By their very nature, entrepreneurs are risk-takers, and that’s something to be celebrated. However, many entrepreneurs share a tendency to dive in head first, without stopping to weigh up the risk. Since over 90% of startups fail by the time they hit the decade mark, it’s important to create a strong financial foundation for your business to set yourself up for future success. We’ve compiled a list of the seven biggest money mistakes that startup owners make to prepare you for the journey and keep you on track for financial success.
Opening a separate business bank account should be at the top of your list of priorities when starting a new business. It never pays to muddle business and personal accounts, and instead only leads to confusion, headaches and mistakes on your tax return.

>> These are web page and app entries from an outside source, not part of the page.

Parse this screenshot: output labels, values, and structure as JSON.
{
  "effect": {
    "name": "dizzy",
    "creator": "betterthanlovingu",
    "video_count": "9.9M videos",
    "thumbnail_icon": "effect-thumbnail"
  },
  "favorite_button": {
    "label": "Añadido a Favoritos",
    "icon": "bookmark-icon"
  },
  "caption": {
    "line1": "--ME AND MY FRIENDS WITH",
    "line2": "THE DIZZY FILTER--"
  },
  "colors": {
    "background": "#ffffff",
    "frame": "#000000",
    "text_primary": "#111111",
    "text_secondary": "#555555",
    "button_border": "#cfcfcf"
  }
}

Set up separate bank and credit accounts for your business at the very beginning to save yourself hours of picking apart records later on. Keeping a separate business account functions as a basic bookkeeping system. This makes it much easier to understand and analyse your current financial situation, as well as plan for the future.
A separate business bank account also helps to maintain a growth mindset when it comes to your business. Not every penny you earn should go straight in your pocket – it’s important to set aside funds to invest in growth.
You’re understandably excited about your new business, but don’t get carried away with big purchases. Yes, it would be nice to have premium software, flashy laptops and a beautifully decorated office, but these luxuries are likely to send you way over budget. It can be difficult to balance financial conservatism against a growth mindset, so we recommend creating short term ROI estimates to help you decide which purchases are worth it and which can wait.
Business growth requires investment, but it’s definitely not a good idea to max out your credit card with the expectation of future income – the old adage “don’t count your chickens” comes to mind here.
Business credit cards are great for smoothing out cash flow issues, payment protection and building a strong credit score but it’s vital that you use them responsibly. Ideally, you should pay off your whole balance each month before you begin to accumulate interest fees. Don’t gamble with credit card debt; it will almost certainly come back to bite you.
Often, new business owners are required to dip into their personal bank accounts to keep their business growing. This is especially true when a business runs into cash flow problems or is entering a period of rapid growth. Therefore, it’s important to keep an eye on your personal spending and refrain from living too extravagantly – that new Mercedes won’t keep your business afloat.
It’s important to create a clear business budget to keep you focused and accountable when it comes to your finances. A business budget creates a roadmap for your spending and gives you a realistic idea of what you can afford; without one, you will find yourself relying on guesswork and making big money mistakes.
Let’s be honest: bookkeeping is no business owner’s favourite task. However, if you neglect your accounts and books now you will be hit with a huge headache when tax season rolls around. It’s best to prepare yourself by taking the little-and-often approach to updating your records and investing in cloud accounting software that will make your life a whole lot easier.
The business world is full of risks and it’s important to prepare yourself for times when things don’t go your way. There will be occasions when you need to fork out for emergencies, you run into cash flow issues or market shifts leave your business vulnerable. and when that happens you’ll thank your past self for creating a financial safety net to keep your business afloat. It’s advisable to have a savings account that can cover a minimum of three months’ worth of expenses. Even if you never need to use it, you will sleep better at night knowing that it’s there.
The best way to set your business up for financial success is to plan ahead and make carefully measured decisions. Create a budget and separate your business and personal finances, but be financially conservative in both areas of your life. Take the financial health of your business seriously and don’t defer tasks such as accounting and bookkeeping until later so that problems start to compound. By employing the above strategies, you can make sure that your startup business doesn’t join the ranks of the failed 90%.